Ecuador Table of Contents
Cultivation of, and trafficking in, drugs was less of a problem in Ecuador than in neighboring countries. Coca cultivation, which began in 1984, had been essentially eliminated by late 1987 as a result of vigorous government action. With the assistance of the United States, which lent two helicopters, the Ecuadorian police detected and uprooted plantings of the crop, grown mostly along the border with Colombia. The police also interdicted shipments of cocaine and other coca products across Ecuador's territory to markets and processing centers elsewhere and suppressed cocaine refining laboratories within its borders.

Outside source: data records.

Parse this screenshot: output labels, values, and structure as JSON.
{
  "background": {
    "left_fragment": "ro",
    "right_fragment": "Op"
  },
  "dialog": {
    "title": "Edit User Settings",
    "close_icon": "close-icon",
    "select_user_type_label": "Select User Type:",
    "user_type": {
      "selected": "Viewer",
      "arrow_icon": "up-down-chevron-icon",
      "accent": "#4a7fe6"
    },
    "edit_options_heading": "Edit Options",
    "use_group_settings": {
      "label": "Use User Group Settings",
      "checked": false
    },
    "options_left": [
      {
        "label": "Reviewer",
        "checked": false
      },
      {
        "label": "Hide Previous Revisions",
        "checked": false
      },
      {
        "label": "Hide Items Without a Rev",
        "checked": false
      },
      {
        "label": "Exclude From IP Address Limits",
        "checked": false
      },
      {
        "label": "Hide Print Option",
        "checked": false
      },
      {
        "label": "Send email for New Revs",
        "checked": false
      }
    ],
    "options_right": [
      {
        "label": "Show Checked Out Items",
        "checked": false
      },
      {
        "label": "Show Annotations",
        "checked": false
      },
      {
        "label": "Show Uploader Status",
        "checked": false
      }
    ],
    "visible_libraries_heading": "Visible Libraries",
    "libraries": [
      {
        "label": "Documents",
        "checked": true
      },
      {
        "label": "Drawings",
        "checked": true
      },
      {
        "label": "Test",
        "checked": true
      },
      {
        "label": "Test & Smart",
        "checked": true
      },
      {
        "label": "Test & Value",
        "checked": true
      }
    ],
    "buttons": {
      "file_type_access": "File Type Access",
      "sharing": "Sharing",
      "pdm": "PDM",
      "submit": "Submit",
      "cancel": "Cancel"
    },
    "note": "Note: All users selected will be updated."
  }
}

In early 1989, however, drug traffickers reportedly moved into the country from Colombia and Bolivia because of Ecuador's easier access to the United States market. The United States Drug Enforcement Administration estimated that thirty to fifty tons a year of Colombian cocaine were being shipped through Ecuador destined for the United States, Europe, and Asia. Cocaine had been found in container shipments of Ecuadorian frozen orange concentrate and chocolates and in air deliveries of fresh flowers. Analysts also believed that the Colombian Medellín Cartel had purchased Ecuadorian companies. Few big drug seizures had been made because of the limited resources of local authorities, although coca laboratories continued to be raided and destroyed.
In October 1988, assailants assumed to have been drug dealers murdered a superior court judge in Quito who had been working on a number of drug trafficking cases. Other judges had received death threats. Despite the fact that Ecuador has bank secrecy laws, United States officials believed that the weakness of the sucre limited Ecuador's potential to become a major money-laundering center.
In an effort to assist Ecuadorian drug-control efforts, the United States supplied a number of powerboats for patrolling rivers in the north and islands near the port of Guayaquil and supplied training by the United States Navy. It also furnished sniffer dogs to detect drugs in export shipments and baggage. In FY 1990 President George Bush requested from Congress US$1.4 million in drug-control assistance for Ecuador.
Data as of 1989